Heart-Healthy Diet: Limit Fat and Sugar
- Reduce saturated fat, trans fat, and cholesterol intake
- Limit sugar consumption
- Eat a variety of fruits, vegetables, and grains every day
- Choose lean meats and low-fat dairy products (if you eat them)
Get Rid of the Salt Habit
Salt is not good for us. It’s the worst offender when it comes to high blood pressure and heart disease, which are two risk factors that can lead to heart attacks or strokes. The American Heart Association recommends keeping your daily sodium intake below 1,500 milligrams per day—a little less than a teaspoon full of salt.

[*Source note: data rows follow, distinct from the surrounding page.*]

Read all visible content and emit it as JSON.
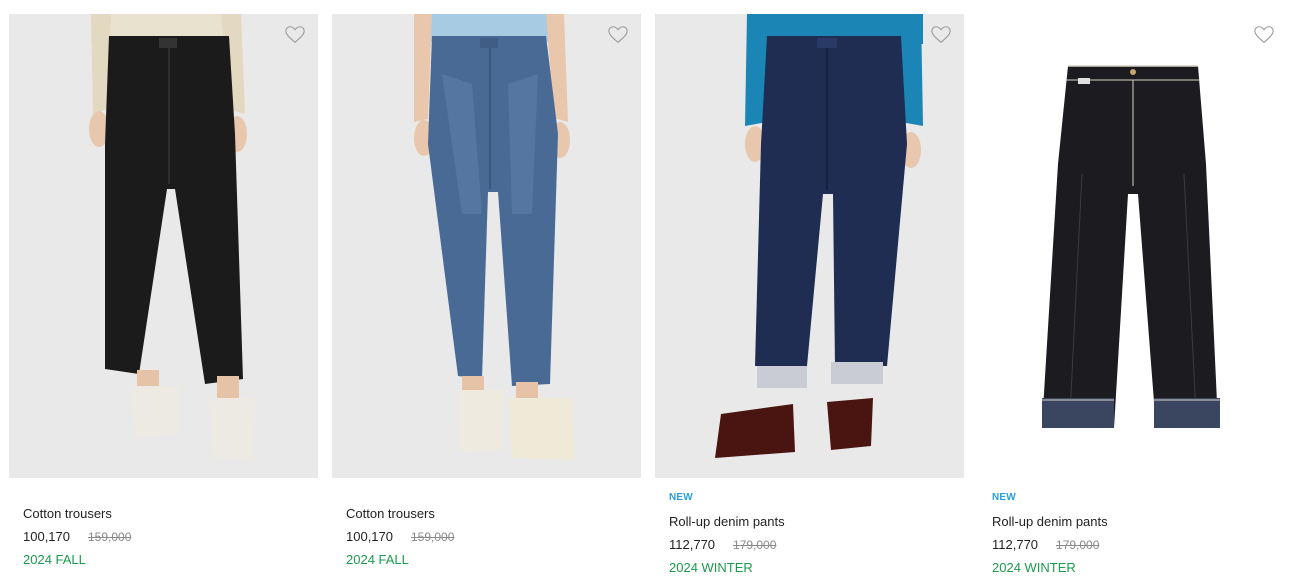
{
  "products": [
    {
      "name": "Cotton trousers",
      "price": "100,170",
      "old_price": "159,000",
      "season": "2024 FALL",
      "badge": "",
      "wishlist_icon": "heart-outline-icon",
      "colors": {
        "pants": "#1b1b1b",
        "top": "#e9e2cf",
        "shoe": "#eceae2"
      }
    },
    {
      "name": "Cotton trousers",
      "price": "100,170",
      "old_price": "159,000",
      "season": "2024 FALL",
      "badge": "",
      "wishlist_icon": "heart-outline-icon",
      "colors": {
        "pants": "#4a6a96",
        "top": "#a8cbe4",
        "shoe": "#eeeadf"
      }
    },
    {
      "name": "Roll-up denim pants",
      "price": "112,770",
      "old_price": "179,000",
      "season": "2024 WINTER",
      "badge": "NEW",
      "wishlist_icon": "heart-outline-icon",
      "colors": {
        "pants": "#1f2d52",
        "top": "#1b86b5",
        "shoe": "#4a1410"
      }
    },
    {
      "name": "Roll-up denim pants",
      "price": "112,770",
      "old_price": "179,000",
      "season": "2024 WINTER",
      "badge": "NEW",
      "wishlist_icon": "heart-outline-icon",
      "colors": {
        "pants": "#1c1c20",
        "cuff": "#3a4560"
      }
    }
  ],
  "theme": {
    "season_color": "#1d9a4e",
    "badge_color": "#2a9fd6",
    "old_price_color": "#8a8a8a"
  }
}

Choose foods with less added salt. Look at the nutrition label on any packaged food item and pay attention to where the sodium is listed. If you see “salt” or “sodium chloride” near the top of this list, then keep looking! You want foods without those ingredients listed first; they have less salt content overall.

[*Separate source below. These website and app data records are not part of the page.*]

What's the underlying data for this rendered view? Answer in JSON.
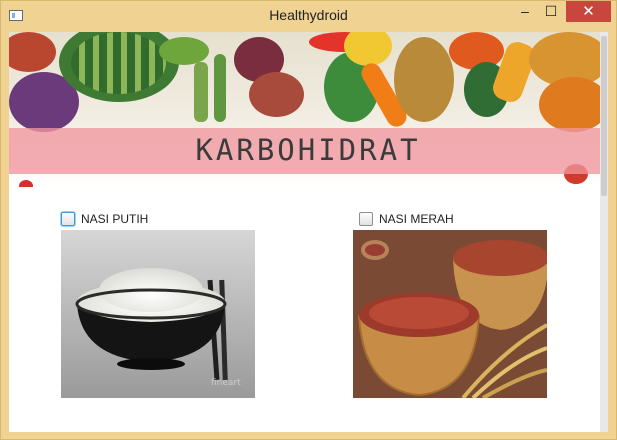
{
  "window": {
    "title": "Healthydroid",
    "minimize_glyph": "–",
    "maximize_glyph": "☐",
    "close_glyph": "✕"
  },
  "banner": {
    "title": "KARBOHIDRAT"
  },
  "options": [
    {
      "label": "NASI PUTIH",
      "checked": false,
      "focused": true
    },
    {
      "label": "NASI MERAH",
      "checked": false,
      "focused": false
    }
  ],
  "colors": {
    "banner_band": "#f0969e",
    "titlebar": "#f0d293",
    "close_button": "#c7463d"
  }
}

Some examples include low-sodium deli meats, unsalted nuts and seeds, reduced-sodium soups (check out Campbell’s Healthy Request), Parmesan cheese made from nuts rather than cow’s milk (I recommend Go Veggie!), low-sodium peanut butter options like Smucker’s Natural Peanut Butter Spread or Skippy Natural Peanut Butter Spread (my favorite!). Just be sure to read labels carefully if buying pre-made sauces like soy sauce or teriyaki sauce since they often contain lots of sodium too!
Reduce Cholesterol Consumption
The best way to reduce your risk of heart disease is to limit cholesterol consumption by eating more fish and less meat. Healthy fats are also essential, so it’s important to consume unsaturated fats in foods like olive oil and nuts, as well as omega-3 fatty acids found in fish.
Heart-Healthy Diet: Reduce Sodium Consumption
If you’re trying to reduce sodium intake, a good place to start is by eating more fresh foods and less processed foods. Fresh fruits and vegetables contain more potassium than sodium, whereas processed items are often high in sodium. Processed food also tends to be higher in saturated fat and cholesterol which can increase your risk of cardiovascular disease.
When you eat more fresh fruits and veggies, your body may retain less fluid than if it were consuming excess amounts of salt instead. Eating too much salt can also cause high blood pressure—another major risk factor for heart disease—and there’s no reason why we should do it!
Heart-Healthy Diet: Omega-3 Fatty Acids
Fish high in omega-3 fatty acids include salmon, herring, mackerel, and sardines. You should aim to eat these fish at least twice a week.
These fats are good for your heart, as they can reduce blood pressure and cholesterol levels. They also help maintain healthy joints and brain function. Omega-3 fatty acids decrease the risk of sudden cardiac death by 25 percent among people with known coronary artery disease. They also reduce the formation of blood clots that could lead to stroke or heart attack.
Heart disease is the leading cause of death in the United States. It’s also a leading cause of disability and quality-of-life issues, according to the Centers for Disease Control and Prevention (CDC).
Heart disease can be prevented by eating a heart-healthy diet and exercising regularly. But what does it mean to eat heart-healthy diet? And how do you know if your diet and lifestyle is one that will keep your heart healthy?